Problem:
Your answer needs to include each line of the records in which the string "kind" can be found.

Extracted data entries
● ● ●

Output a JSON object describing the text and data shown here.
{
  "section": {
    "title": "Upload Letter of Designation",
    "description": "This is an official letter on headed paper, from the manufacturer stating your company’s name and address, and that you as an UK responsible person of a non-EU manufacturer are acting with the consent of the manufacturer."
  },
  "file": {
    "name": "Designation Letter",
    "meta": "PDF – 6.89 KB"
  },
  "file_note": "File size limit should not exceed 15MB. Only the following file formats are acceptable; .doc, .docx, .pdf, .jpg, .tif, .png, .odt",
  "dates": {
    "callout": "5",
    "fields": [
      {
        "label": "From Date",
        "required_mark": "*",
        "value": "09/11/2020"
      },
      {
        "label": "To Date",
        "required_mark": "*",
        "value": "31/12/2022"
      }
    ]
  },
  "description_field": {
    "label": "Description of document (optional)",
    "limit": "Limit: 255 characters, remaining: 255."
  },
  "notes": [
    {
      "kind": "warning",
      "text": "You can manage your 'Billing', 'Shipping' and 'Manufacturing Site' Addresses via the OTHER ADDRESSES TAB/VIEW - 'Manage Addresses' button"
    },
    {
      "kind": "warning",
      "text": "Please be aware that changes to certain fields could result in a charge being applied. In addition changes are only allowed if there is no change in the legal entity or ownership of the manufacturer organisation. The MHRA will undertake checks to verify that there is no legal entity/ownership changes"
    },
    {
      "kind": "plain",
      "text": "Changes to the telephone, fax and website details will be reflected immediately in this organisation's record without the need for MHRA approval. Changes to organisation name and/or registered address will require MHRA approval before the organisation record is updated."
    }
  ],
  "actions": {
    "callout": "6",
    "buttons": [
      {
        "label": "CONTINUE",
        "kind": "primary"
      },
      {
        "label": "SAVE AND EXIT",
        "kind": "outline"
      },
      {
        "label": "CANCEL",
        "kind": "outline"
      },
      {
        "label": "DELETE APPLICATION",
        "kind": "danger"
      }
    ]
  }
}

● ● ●

Reply:
      "kind": "warning",
      "kind": "warning",
      "kind": "plain",
        "kind": "primary"
        "kind": "outline"
        "kind": "outline"
        "kind": "danger"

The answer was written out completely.